“The result of that is, when you’re looking for that target, we also would be more likely to encounter other persons in the country who are in violation of federal immigration law,” Cox continued. “So, if your position is that you don’t like ICE and you don’t want ICE enforcement, the reality is, 287(g) is your best friend, because this is a program that focuses exclusively on the subset of (undocumented) individuals who commit criminal offenses.”
While Cox’s words likely didn’t do much to dissuade fear of ICE, Fosque told the Daily Post she felt confident the evening opened the eyes of both pro- and anti-287(g) attendees.
“I think it accomplished an opening up of perspectives on how 287(g) operates, as well as the emotions about the impact,” Fosque said. “That was my whole point — for both sides, the benefits as well as the impacts, to really understand each other. That’s what I think it did, and I think it accomplished that goal. It didn’t necessarily change minds, but it (offered) the opportunity just to listen to different viewpoints and educate people.”
_ More below

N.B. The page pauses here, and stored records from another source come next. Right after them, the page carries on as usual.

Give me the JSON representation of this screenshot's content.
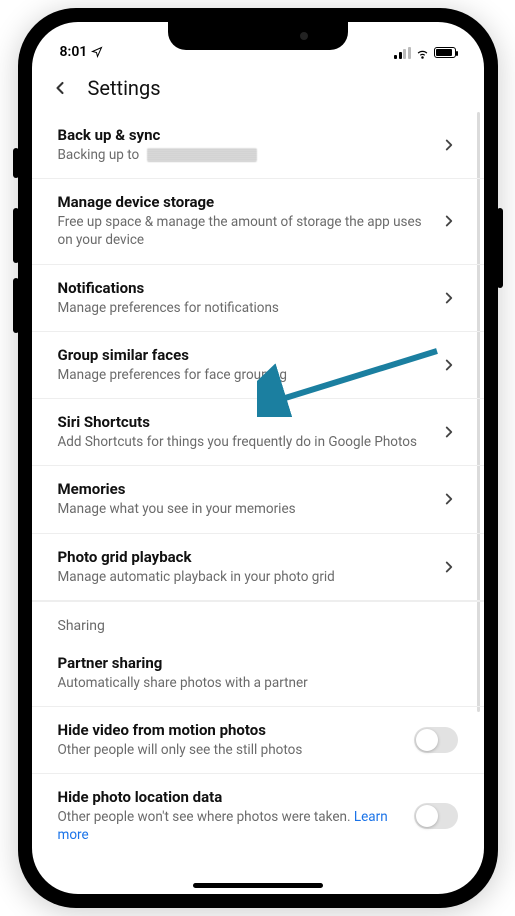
{
  "status": {
    "time": "8:01"
  },
  "header": {
    "title": "Settings"
  },
  "rows": {
    "backup": {
      "title": "Back up & sync",
      "sub": "Backing up to "
    },
    "storage": {
      "title": "Manage device storage",
      "sub": "Free up space & manage the amount of storage the app uses on your device"
    },
    "notifications": {
      "title": "Notifications",
      "sub": "Manage preferences for notifications"
    },
    "faces": {
      "title": "Group similar faces",
      "sub": "Manage preferences for face grouping"
    },
    "siri": {
      "title": "Siri Shortcuts",
      "sub": "Add Shortcuts for things you frequently do in Google Photos"
    },
    "memories": {
      "title": "Memories",
      "sub": "Manage what you see in your memories"
    },
    "playback": {
      "title": "Photo grid playback",
      "sub": "Manage automatic playback in your photo grid"
    },
    "partner": {
      "title": "Partner sharing",
      "sub": "Automatically share photos with a partner"
    },
    "hidevideo": {
      "title": "Hide video from motion photos",
      "sub": "Other people will only see the still photos"
    },
    "hidelocation": {
      "title": "Hide photo location data",
      "sub": "Other people won't see where photos were taken. ",
      "link": "Learn more"
    }
  },
  "sections": {
    "sharing": "Sharing"
  }
}
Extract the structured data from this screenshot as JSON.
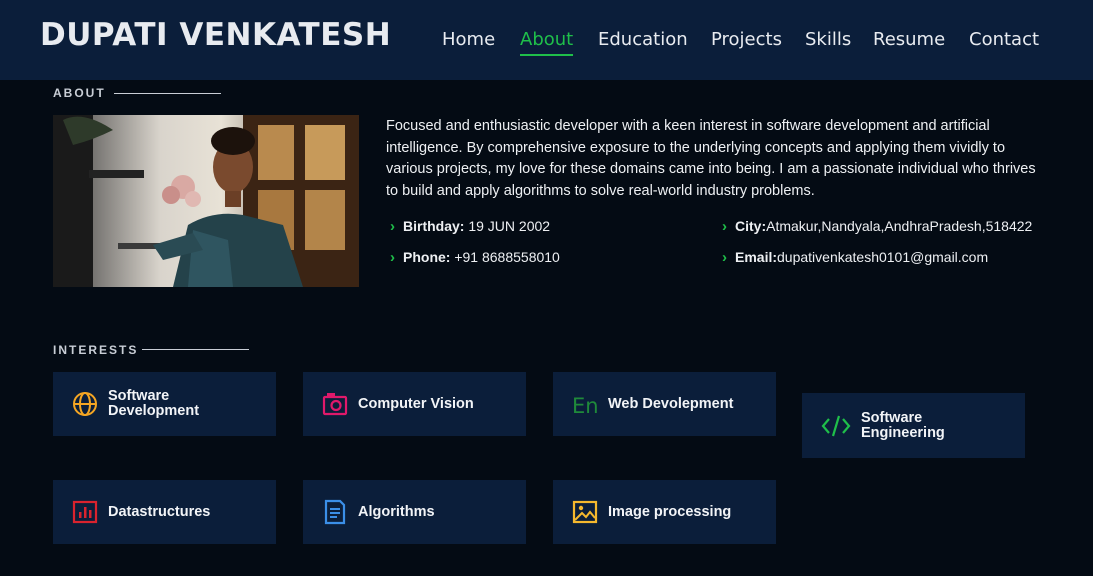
{
  "header": {
    "brand": "DUPATI VENKATESH",
    "nav": [
      "Home",
      "About",
      "Education",
      "Projects",
      "Skills",
      "Resume",
      "Contact"
    ],
    "active": "About"
  },
  "about": {
    "title": "ABOUT",
    "paragraph": "Focused and enthusiastic developer with a keen interest in software development and artificial intelligence. By comprehensive exposure to the underlying concepts and applying them vividly to various projects, my love for these domains came into being. I am a passionate individual who thrives to build and apply algorithms to solve real-world industry problems.",
    "info": {
      "birthday_label": "Birthday:",
      "birthday": "19 JUN 2002",
      "phone_label": "Phone:",
      "phone": "+91 8688558010",
      "city_label": "City:",
      "city": "Atmakur,Nandyala,AndhraPradesh,518422",
      "email_label": "Email:",
      "email": "dupativenkatesh0101@gmail.com"
    }
  },
  "interests": {
    "title": "INTERESTS",
    "items": [
      {
        "label_1": "Software",
        "label_2": "Development",
        "icon": "globe-icon",
        "color": "#f5a623"
      },
      {
        "label_1": "Computer Vision",
        "label_2": "",
        "icon": "camera-icon",
        "color": "#e0196b"
      },
      {
        "label_1": "Web Devolepment",
        "label_2": "",
        "icon": "language-icon",
        "color": "#1f8a3a"
      },
      {
        "label_1": "Software",
        "label_2": "Engineering",
        "icon": "code-icon",
        "color": "#1fbf4a"
      },
      {
        "label_1": "Datastructures",
        "label_2": "",
        "icon": "bar-chart-icon",
        "color": "#d9232e"
      },
      {
        "label_1": "Algorithms",
        "label_2": "",
        "icon": "document-icon",
        "color": "#3b8fe8"
      },
      {
        "label_1": "Image processing",
        "label_2": "",
        "icon": "image-icon",
        "color": "#f5b82e"
      }
    ]
  }
}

D.A. King, president of the Dustin Inman Society, which is labeled by the Southern Poverty Law Center as an anti-immigrant hate group, was one of three pro-287(g) speakers at Wednesday’s meeting. He was joined by Gwinnett County Sheriff’s Office spokeswoman Deputy Shannon Volkodav and U.S. Immigration and Customs Southern Region Communications Director Bryan Cox.
On the anti-287(g) side, businesswoman Andrea Rivera, District 99 State Rep. Brenda Lopez Romero and local attorney Antonio Molina served as panelists.
Carden’s petition, which was published on Change.org on Wednesday, was created as several immigrant advocacy groups refused to participate in Wednesday’s meeting because King served as a panelist.
In the petition, Carden, a Democrat who is running for the District 1 commission seat, wrote the meeting was “hijacked by D.A. King.”
“King was elevated into this position as official ‘representative’ for the Gwinnett County Sheriff’s Office by Sheriff Butch Conway. The Republican Sheriff has avoided accountability on his policy positions for years and refuses to speak with the people whom he serves,” the petition reads. “If the Sheriff is too afraid to defend this policy, then he should either resign or choose a different course. King’s inciting and bigoted rhetoric should never have been given the legitimacy of this platform by Conway’s office, which is funded by taxpayers, in one of the most diverse counties in the nation.”
The petition continues to say that “while there are plenty of reasons to criticize” Conway, “this decision is intolerable.”
“We are demanding that the Gwinnett County Board of Commissioners pass a measure condemning Sheriff Conway for his actions, and begin investigating correspondence between his office, D.A. King, the Dustin Inman Society, and any other hate groups,” the petition said. “This calls into question the Sheriff Department’s ability to fairly pursue justice. As citizens who are supposedly protected and served by the Sheriff, we have the right to know why he selected King to represent his office.”
Carden told the Daily Post he started the petition, which, as of Friday afternoon had more than 170 signatures, because it is “unacceptable and intolerable that bigots, like D.A. King, continue to be elevated to positions of authority by Republican officials within our county’s government.”
The Gwinnett County Sheriff’s Office did not immediately respond to the Daily Post’s request for comment on the petition.